■ WHAT YOU SHOULD DO ■
Give the data again exactly as it appears, excluding any pictures.

[Saved data entries]

· · · ·

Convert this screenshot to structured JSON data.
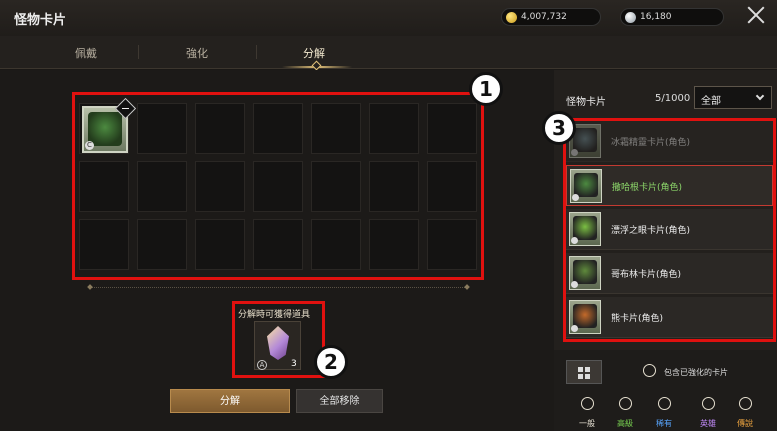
{
  "header": {
    "title": "怪物卡片",
    "gold": "4,007,732",
    "crystal": "16,180"
  },
  "tabs": [
    "佩戴",
    "強化",
    "分解"
  ],
  "active_tab": "分解",
  "grid": {
    "rows": 3,
    "cols": 7,
    "occupied_slot_grade": "C"
  },
  "callouts": [
    "1",
    "2",
    "3"
  ],
  "reward": {
    "label": "分解時可獲得道具",
    "grade": "A",
    "count": "3"
  },
  "buttons": {
    "decompose": "分解",
    "remove_all": "全部移除"
  },
  "card_panel": {
    "title": "怪物卡片",
    "count": "5/1000",
    "filter": "全部",
    "items": [
      {
        "name": "冰霜精靈卡片(角色)",
        "state": "dim",
        "art_color": "#6f8c95"
      },
      {
        "name": "撒哈根卡片(角色)",
        "state": "selected",
        "art_color": "#4c8a40"
      },
      {
        "name": "漂浮之眼卡片(角色)",
        "state": "normal",
        "art_color": "#7bbf43"
      },
      {
        "name": "哥布林卡片(角色)",
        "state": "normal",
        "art_color": "#5f8a3c"
      },
      {
        "name": "熊卡片(角色)",
        "state": "normal",
        "art_color": "#c46a2a"
      }
    ],
    "include_enhanced_label": "包含已強化的卡片",
    "grade_filters": [
      {
        "label": "一般",
        "color": "#e8e2d4"
      },
      {
        "label": "高級",
        "color": "#78d050"
      },
      {
        "label": "稀有",
        "color": "#59a6ff"
      },
      {
        "label": "英雄",
        "color": "#c58cff"
      },
      {
        "label": "傳說",
        "color": "#f0a640"
      }
    ]
  }
}
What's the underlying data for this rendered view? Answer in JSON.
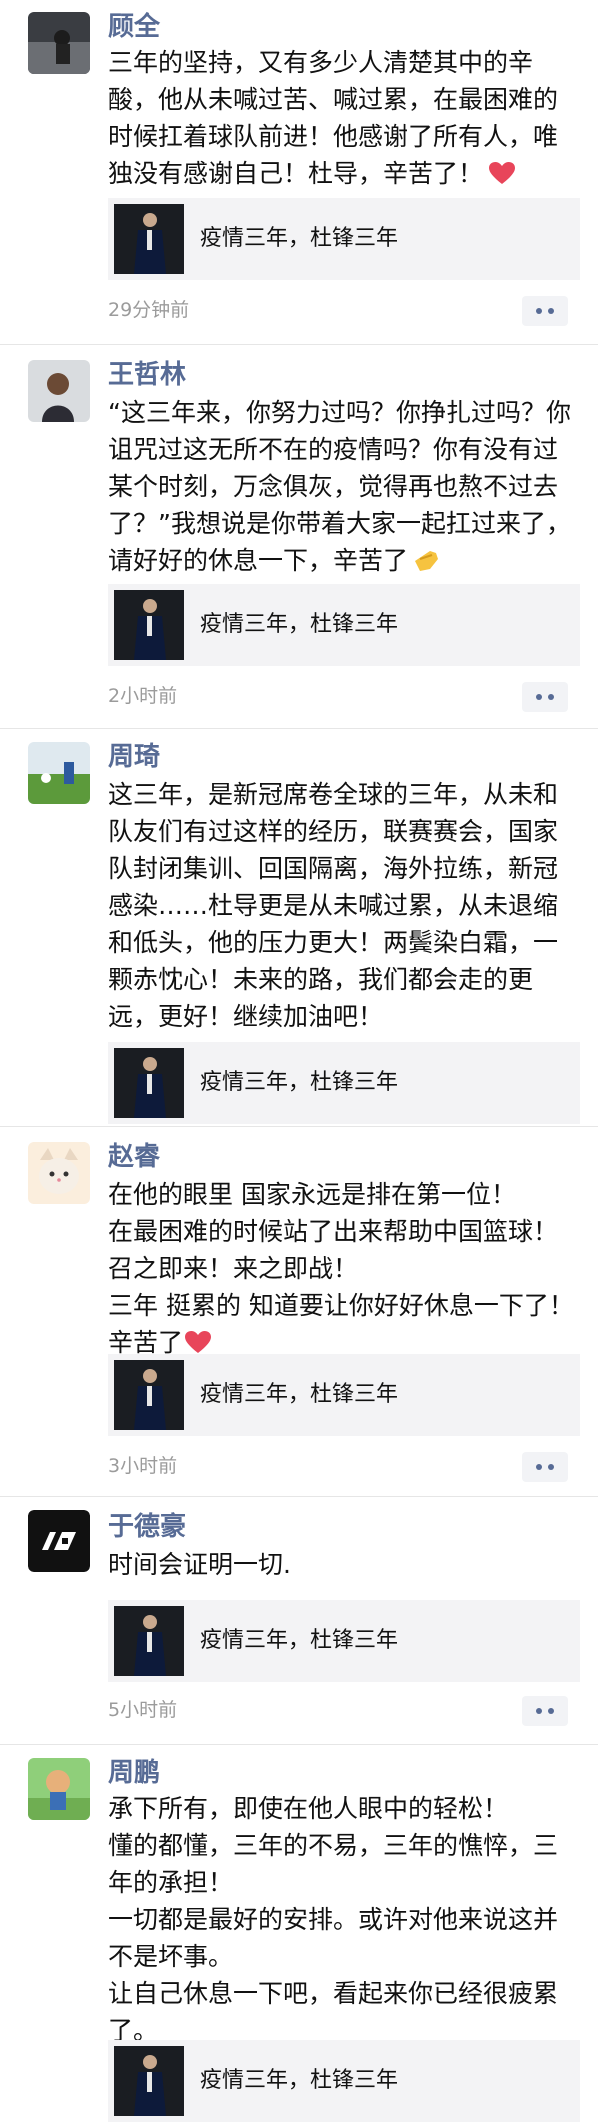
{
  "posts": [
    {
      "name": "顾全",
      "lines": [
        "三年的坚持，又有多少人清楚其中的辛",
        "酸，他从未喊过苦、喊过累，在最困难的",
        "时候扛着球队前进！他感谢了所有人，唯",
        "独没有感谢自己！杜导，辛苦了！"
      ],
      "time": "29分钟前",
      "end_emoji": "red-heart"
    },
    {
      "name": "王哲林",
      "lines": [
        "“这三年来，你努力过吗？你挣扎过吗？你",
        "诅咒过这无所不在的疫情吗？你有没有过",
        "某个时刻，万念俱灰，觉得再也熬不过去",
        "了？”我想说是你带着大家一起扛过来了，",
        "请好好的休息一下，辛苦了"
      ],
      "time": "2小时前",
      "end_emoji": "salute-hand"
    },
    {
      "name": "周琦",
      "lines": [
        "这三年，是新冠席卷全球的三年，从未和",
        "队友们有过这样的经历，联赛赛会，国家",
        "队封闭集训、回国隔离，海外拉练，新冠",
        "感染……杜导更是从未喊过累，从未退缩",
        "和低头，他的压力更大！两鬓染白霜，一",
        "颗赤忱心！未来的路，我们都会走的更",
        "远，更好！继续加油吧！"
      ]
    },
    {
      "name": "赵睿",
      "lines": [
        "在他的眼里 国家永远是排在第一位！",
        "在最困难的时候站了出来帮助中国篮球！",
        "召之即来！来之即战！",
        "三年 挺累的 知道要让你好好休息一下了！",
        "辛苦了"
      ],
      "time": "3小时前",
      "end_emoji": "red-heart"
    },
    {
      "name": "于德豪",
      "lines": [
        "时间会证明一切."
      ],
      "time": "5小时前"
    },
    {
      "name": "周鹏",
      "lines": [
        "承下所有，即使在他人眼中的轻松！",
        "懂的都懂，三年的不易，三年的憔悴，三",
        "年的承担！",
        "一切都是最好的安排。或许对他来说这并",
        "不是坏事。",
        "让自己休息一下吧，看起来你已经很疲累",
        "了。"
      ]
    }
  ],
  "card_title": "疫情三年，杜锋三年",
  "colors": {
    "name": "#576b95",
    "time": "#9b9b9b",
    "card_bg": "#f3f3f5"
  }
}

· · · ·

■ SOLUTION FOR THIS EXERCISE ■
Convert this screenshot to structured JSON data.
{
  "header": {
    "title": "怪物卡片",
    "gold": "4,007,732",
    "crystal": "16,180"
  },
  "tabs": [
    "佩戴",
    "強化",
    "分解"
  ],
  "active_tab": "分解",
  "grid": {
    "rows": 3,
    "cols": 7,
    "occupied_slot_grade": "C"
  },
  "callouts": [
    "1",
    "2",
    "3"
  ],
  "reward": {
    "label": "分解時可獲得道具",
    "grade": "A",
    "count": "3"
  },
  "buttons": {
    "decompose": "分解",
    "remove_all": "全部移除"
  },
  "card_panel": {
    "title": "怪物卡片",
    "count": "5/1000",
    "filter": "全部",
    "items": [
      {
        "name": "冰霜精靈卡片(角色)",
        "state": "dim",
        "art_color": "#6f8c95"
      },
      {
        "name": "撒哈根卡片(角色)",
        "state": "selected",
        "art_color": "#4c8a40"
      },
      {
        "name": "漂浮之眼卡片(角色)",
        "state": "normal",
        "art_color": "#7bbf43"
      },
      {
        "name": "哥布林卡片(角色)",
        "state": "normal",
        "art_color": "#5f8a3c"
      },
      {
        "name": "熊卡片(角色)",
        "state": "normal",
        "art_color": "#c46a2a"
      }
    ],
    "include_enhanced_label": "包含已強化的卡片",
    "grade_filters": [
      {
        "label": "一般",
        "color": "#e8e2d4"
      },
      {
        "label": "高級",
        "color": "#78d050"
      },
      {
        "label": "稀有",
        "color": "#59a6ff"
      },
      {
        "label": "英雄",
        "color": "#c58cff"
      },
      {
        "label": "傳說",
        "color": "#f0a640"
      }
    ]
  }
}
What's the underlying data for this rendered view? Answer in JSON.
{
  "posts": [
    {
      "name": "顾全",
      "lines": [
        "三年的坚持，又有多少人清楚其中的辛",
        "酸，他从未喊过苦、喊过累，在最困难的",
        "时候扛着球队前进！他感谢了所有人，唯",
        "独没有感谢自己！杜导，辛苦了！"
      ],
      "time": "29分钟前",
      "end_emoji": "red-heart"
    },
    {
      "name": "王哲林",
      "lines": [
        "“这三年来，你努力过吗？你挣扎过吗？你",
        "诅咒过这无所不在的疫情吗？你有没有过",
        "某个时刻，万念俱灰，觉得再也熬不过去",
        "了？”我想说是你带着大家一起扛过来了，",
        "请好好的休息一下，辛苦了"
      ],
      "time": "2小时前",
      "end_emoji": "salute-hand"
    },
    {
      "name": "周琦",
      "lines": [
        "这三年，是新冠席卷全球的三年，从未和",
        "队友们有过这样的经历，联赛赛会，国家",
        "队封闭集训、回国隔离，海外拉练，新冠",
        "感染……杜导更是从未喊过累，从未退缩",
        "和低头，他的压力更大！两鬓染白霜，一",
        "颗赤忱心！未来的路，我们都会走的更",
        "远，更好！继续加油吧！"
      ]
    },
    {
      "name": "赵睿",
      "lines": [
        "在他的眼里 国家永远是排在第一位！",
        "在最困难的时候站了出来帮助中国篮球！",
        "召之即来！来之即战！",
        "三年 挺累的 知道要让你好好休息一下了！",
        "辛苦了"
      ],
      "time": "3小时前",
      "end_emoji": "red-heart"
    },
    {
      "name": "于德豪",
      "lines": [
        "时间会证明一切."
      ],
      "time": "5小时前"
    },
    {
      "name": "周鹏",
      "lines": [
        "承下所有，即使在他人眼中的轻松！",
        "懂的都懂，三年的不易，三年的憔悴，三",
        "年的承担！",
        "一切都是最好的安排。或许对他来说这并",
        "不是坏事。",
        "让自己休息一下吧，看起来你已经很疲累",
        "了。"
      ]
    }
  ],
  "card_title": "疫情三年，杜锋三年",
  "colors": {
    "name": "#576b95",
    "time": "#9b9b9b",
    "card_bg": "#f3f3f5"
  }
}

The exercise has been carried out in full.